The ways in which options may be used were briefly outlined in the preface to this book. These possible uses will be expanded upon in this chapter but first it is worth considering the evolution of options.
Many people conceive of options as a relatively recent phenomenon; complex financial instruments traded by sophisticated traders in high-tech dealing rooms. In fact, options have been around for a very long time. It is likely that options have been traded since man first assigned values and prices to goods and assets; indeed, there is evidence that grain and metal options were traded by the Phoenicians as early as the second millennium BC. The driver behind this early option use was almost certainly hedging, a desire to guard against adverse price movements. Farmers have always been exposed to fluctuating crop prices; derivatives such as grain options developed as a way of managing this risk.

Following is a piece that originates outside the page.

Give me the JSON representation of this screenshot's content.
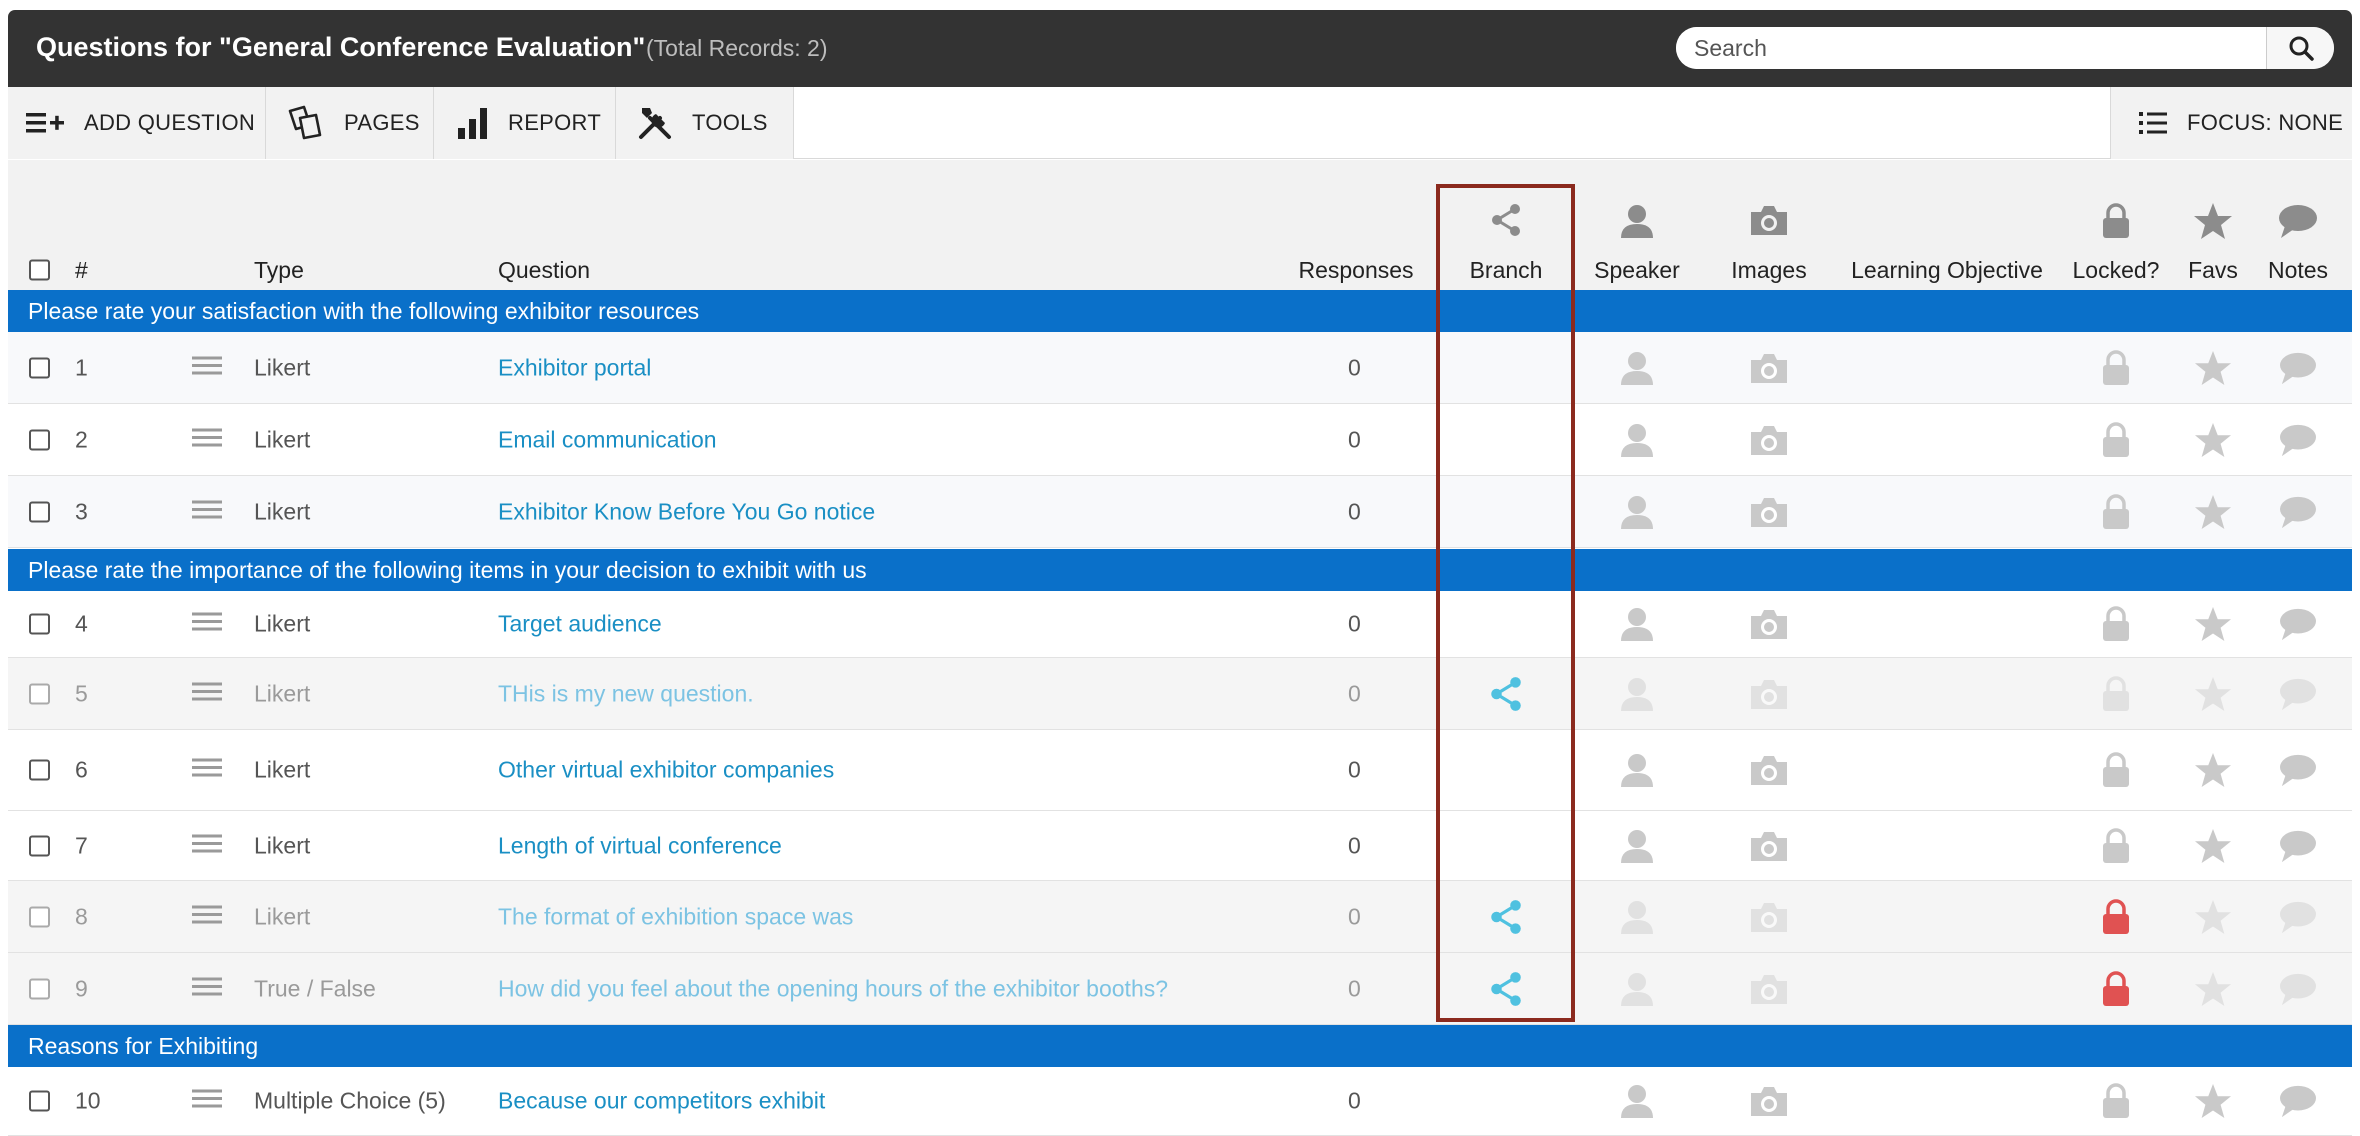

While hedging may be viewed as the “correct” or “true” use of options, the reason why options were “invented”, it is nonetheless true that options also offer tempting opportunities to speculators. In his book entitled Politics, Aristotle tells the story of Thales, the first known Greek philosopher, mathematician and scientist (thought, incidentally, to be the teacher of the better known Pythagoras). Thales is said to have anticipated a bumper olive harvest and therefore decided to take out options on all the olive presses in the region, which he was then able to rent out at ...